Forest 68 - Weeping Snow Gum (Australian native)


Eucalyptus lacrimans

Eucalyptus lacrimans in the mist in Forest 68. Photo by A. Burgess 

Other common names

Adaminaby snow gum.

Origin of the species name

Eucalyptus from Latin meaning well-covered and describes the cap on the flower bud; lacrimans from Latin meaning weeping.

Family

Myrtaceae

Date planted

November 2009

Lifespan

Trees of this species are very long lived.

Flowers, buds and leaves of Eucalyptus lacrimans in Forest 68. Photo by R. Hnatuik

General description

This is a small to medium sized evergreen tree with attractive whitish-grey patterned bark which peels away in long narrow strips. It has slender weeping branches and shiny pendulous leaves. Young branches and leaf stems are deep reddish-brown. The main flowering period is spring to early summer. Small white flowers are attached to the branches in tight round clusters of about 15. Mature brown gum nuts are cup-shaped, also in clusters but in varying numbers. Eucalyptus lacrimans is closely related to the more common snow gum, Eucalyptus pauciflora. Height 20m Spread 10m.

Natural distribution and habitat  

The species is native to an area in the Snowy Mountains near the town of Adaminaby in New South Wales, Australia where it grows in grassy subalpine woodland, usually in deep soil on flats.

Conservation status

The weeping snow gum is a threatened species found predominantly on private property which is used for grazing and it is not widely conserved in the nearby Kosciuszko National Park. It could be threatened by a lack of regeneration due to grazing pressure, but is not currently listed as such.

Planting pattern

Planted in diagonal lines that parallel the sides of a hexagonal 'snowflake' in the rocky area near the centre of the forest.

Uses

It is an attractive specimen tree park plantings. As an excellent tree for cold damp positions, it can withstand snow and ice and is useful in groups for wind protection.

Further reading

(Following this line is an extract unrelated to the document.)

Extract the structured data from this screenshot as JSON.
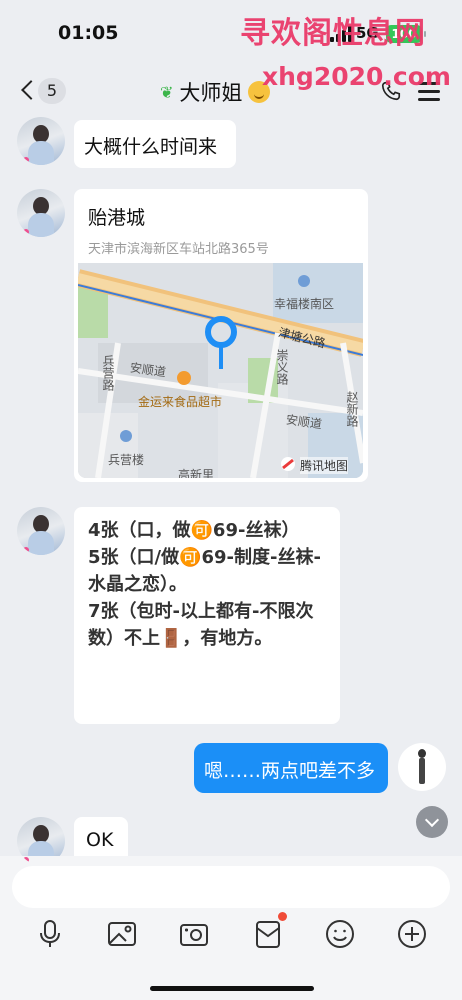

Boland DJ, MIH Brooker, GM Chippendale, N Hall, BPM Hyland, RD Johnston, DA Kleinig, MW McDonald and JD Turner (2006) Forest Trees of Australia (5th Edition) CSIRO Publishing.